Landlines aren't dead -- they're just the freebies that come with your cable TV and broadband internet now. (Yes, many so-called "triple play" services are actually cheaper than if you pass on the included phone service.) But going with a third-party provider instead of your cable company's default VoIP (voice over internet protocol) box can get you better hardware, better service and better options. That, essentially, is the pitch for the Ooma Telo.
Like other VoIP services, the Telo plugs into your broadband router and routes your calls over the internet, which allows for updated features like HD Calling (better sound quality for voice calls). You can either port your existing phone number over to Ooma or get a new number from the company.
The first investment is in the box itself, which costs $100. (It's not supported outside the US and Canada, but if you plug it into a network anywhere in the world, it'll probably work -- albeit with a US number.) Then you'll have to choose between basic or premium service. The basic service is free, but you'll be stuck paying some state-imposed monthly fees. (It was $4 per month in New Jersey.) That gets you toll-free nationwide calling, call waiting, caller ID, 911 service, a call log history and voicemail. These last two can be accessed from Ooma's online dashboard.

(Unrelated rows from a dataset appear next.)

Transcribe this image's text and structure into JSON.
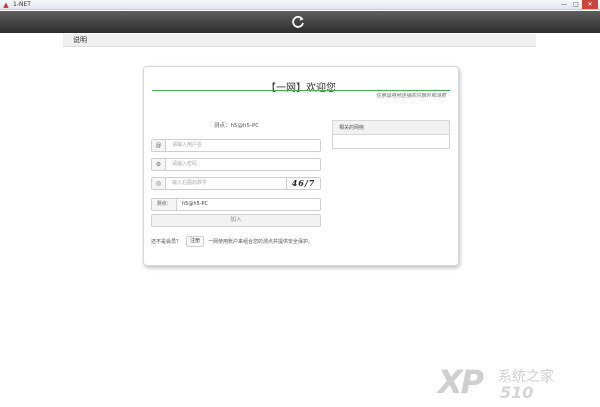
{
  "window": {
    "title": "1-NET",
    "app_icon": "triangle-logo-icon",
    "controls": {
      "minimize": "—",
      "maximize": "□",
      "close": "✕"
    }
  },
  "toolbar": {
    "refresh_icon": "refresh-icon"
  },
  "menu": {
    "items": [
      {
        "label": "说明"
      }
    ]
  },
  "login": {
    "title": "【一网】欢迎您",
    "subtitle": "任意适用地连接的只额外和消费",
    "node_text": "测点：h5@h5-PC",
    "username_icon": "@",
    "username_placeholder": "请输入用户名",
    "password_icon": "⚙",
    "password_placeholder": "请输入密码",
    "captcha_icon": "◎",
    "captcha_placeholder": "输入右图的数字",
    "captcha_value": "46/7",
    "node_label": "测点：",
    "node_value": "h5@h5-PC",
    "join_label": "加入",
    "not_member": "还不是会员？",
    "register_label": "注册",
    "register_desc": "一网使用账户来组合您的测点并提供安全保护。"
  },
  "related": {
    "header": "相关的网络"
  },
  "watermark": {
    "xp": "XP",
    "cn": "系统之家",
    "num": "510"
  }
}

Ooma also offers a premium service for $9.99 per month, which includes several additional features, including voicemail via email, call screening, do not disturb and call forwarding. You can forward calls to an Android phone or iPhone. Ooma's app is quite good and much more reliable than some other VoIP companions apps I've tried, such as the Invoxia Voice Bridge and MagicJack.